UMEM Educational Pearls

It is likely that during ones career in Emergency Medicine, one will be faced with how to work up a child presenting to the ER following exposure to common house electrical current.  The older recommendations were such that all children exposed, received a screening EKG and were admitted to telemetry for monitoring.  However, a relatively recent article in the Annals of Emergency Medicine suggests otherwise.

In fact, after reviewing several studies the authors conclude that, although there is not enough literature to support evidence based practice “guidelines”, there appears to enough evidence to support that practice of “safely discharging these children without an initial EKG evaluation or inpatient cardiac monitoring after a common household current exposure.” This includes both 120V and 220 V exposures.

Clearly, some patients may require work up and/or admission based on other injuries or clinical presentation.

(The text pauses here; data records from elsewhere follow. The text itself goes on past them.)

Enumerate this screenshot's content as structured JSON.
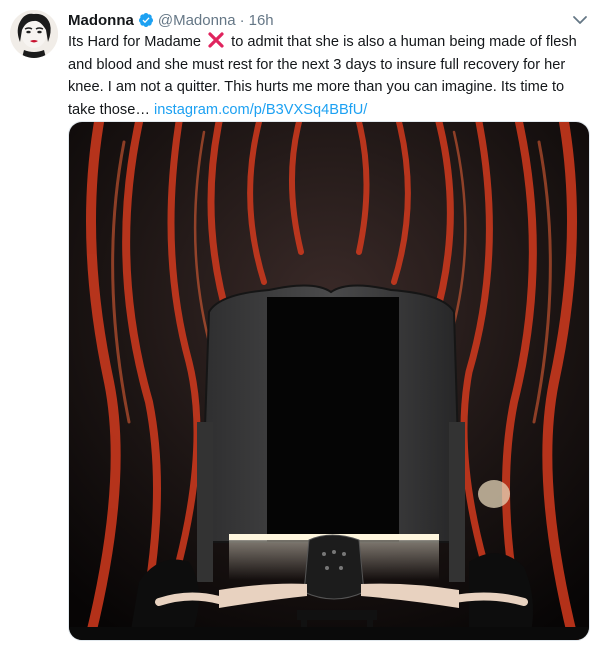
{
  "tweet": {
    "author_name": "Madonna",
    "handle": "@Madonna",
    "separator": "·",
    "time": "16h",
    "text_part1": "Its Hard for Madame",
    "text_part2": "to admit that she is also a human being made of flesh and blood and she must rest for the next 3 days to insure full recovery for her knee. I am not a quitter. This hurts me more than you can imagine. Its time to take those…",
    "link_text": "instagram.com/p/B3VXSq4BBfU/"
  },
  "icons": {
    "verified": "verified-badge-icon",
    "emoji": "cross-mark-emoji-icon",
    "caret": "chevron-down-icon"
  },
  "colors": {
    "link": "#1da1f2",
    "verified": "#1da1f2",
    "handle": "#657786",
    "emoji": "#e0245e"
  }
}
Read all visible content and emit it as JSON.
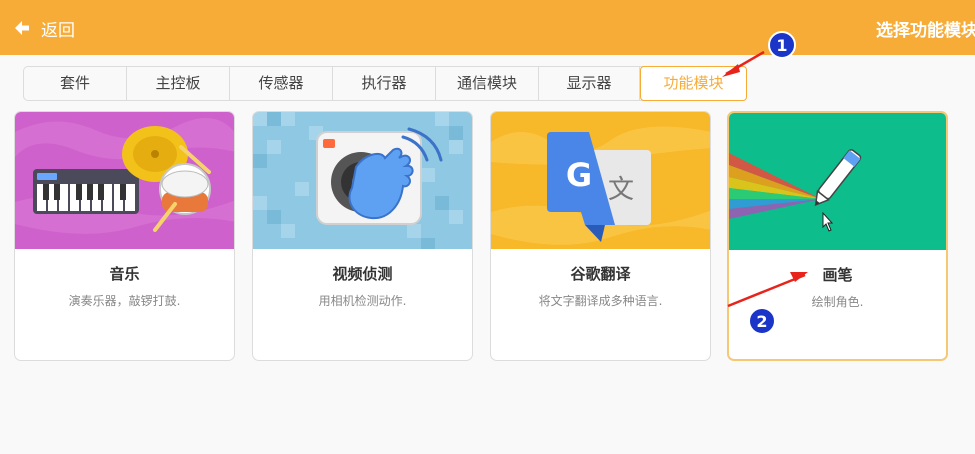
{
  "header": {
    "back_label": "返回",
    "title": "选择功能模块"
  },
  "tabs": [
    {
      "label": "套件",
      "active": false
    },
    {
      "label": "主控板",
      "active": false
    },
    {
      "label": "传感器",
      "active": false
    },
    {
      "label": "执行器",
      "active": false
    },
    {
      "label": "通信模块",
      "active": false
    },
    {
      "label": "显示器",
      "active": false
    },
    {
      "label": "功能模块",
      "active": true
    }
  ],
  "cards": [
    {
      "name": "音乐",
      "desc": "演奏乐器，敲锣打鼓.",
      "icon": "music-icon",
      "bg": "#cf61cc"
    },
    {
      "name": "视频侦测",
      "desc": "用相机检测动作.",
      "icon": "video-sensing-icon",
      "bg": "#8fc8e3"
    },
    {
      "name": "谷歌翻译",
      "desc": "将文字翻译成多种语言.",
      "icon": "translate-icon",
      "bg": "#f7b829"
    },
    {
      "name": "画笔",
      "desc": "绘制角色.",
      "icon": "pen-icon",
      "bg": "#0ebd8c"
    }
  ],
  "annotations": {
    "marker_1": "1",
    "marker_2": "2"
  },
  "colors": {
    "accent": "#f7ac38",
    "annotation_red": "#e8231b",
    "marker_blue": "#1a35c7"
  }
}
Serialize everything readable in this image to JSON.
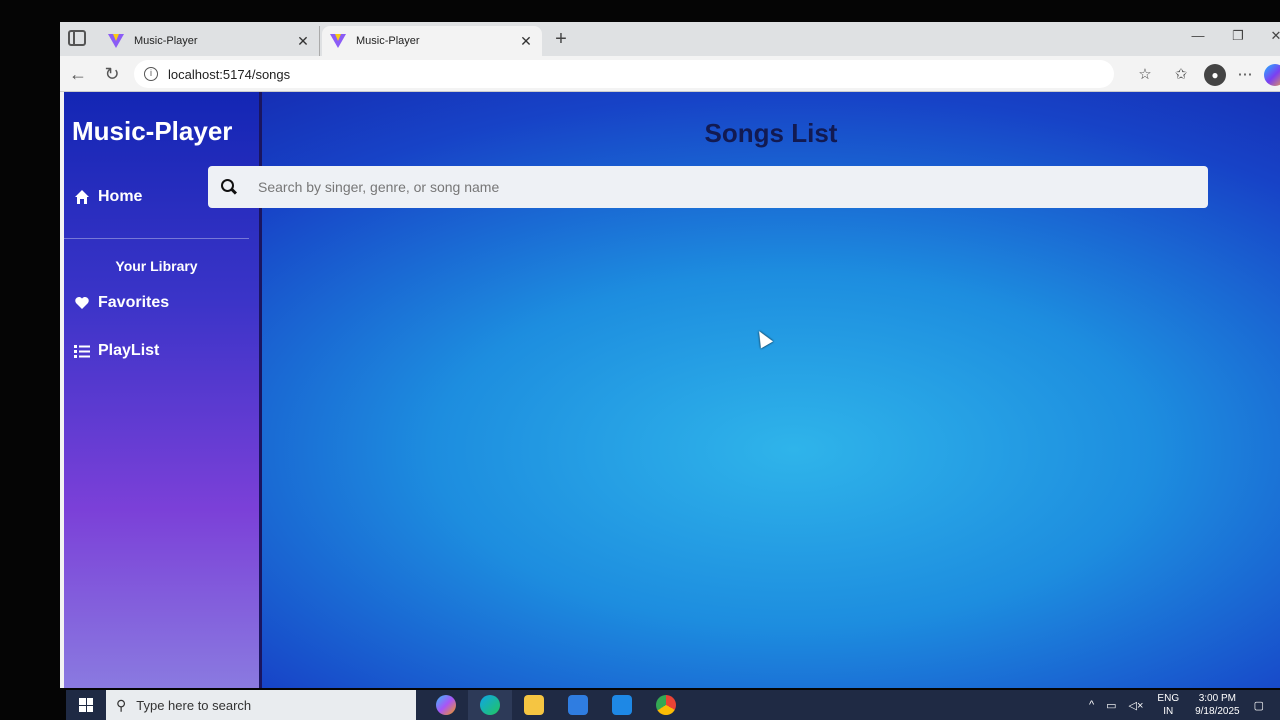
{
  "browser": {
    "tabs": [
      {
        "title": "Music-Player",
        "close": "✕"
      },
      {
        "title": "Music-Player",
        "close": "✕"
      }
    ],
    "new_tab": "+",
    "url": "localhost:5174/songs"
  },
  "app": {
    "brand": "Music-Player",
    "nav": {
      "home": "Home",
      "library_label": "Your Library",
      "favorites": "Favorites",
      "playlist": "PlayList"
    },
    "heading": "Songs List",
    "search": {
      "placeholder": "Search by singer, genre, or song name",
      "value": ""
    }
  },
  "taskbar": {
    "search_placeholder": "Type here to search",
    "lang_top": "ENG",
    "lang_bottom": "IN",
    "time": "3:00 PM",
    "date": "9/18/2025"
  },
  "colors": {
    "sidebar_top": "#1326b4",
    "sidebar_bottom": "#8a7ae0",
    "main_center": "#2fb4ea",
    "heading": "#121a52"
  }
}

Chen E H, Sareen A, Do Children Require ECG Evaluation and Inpatient Telemetry After Household Electrical Exposures? Ann Emerg Med. 2007;49:64-67.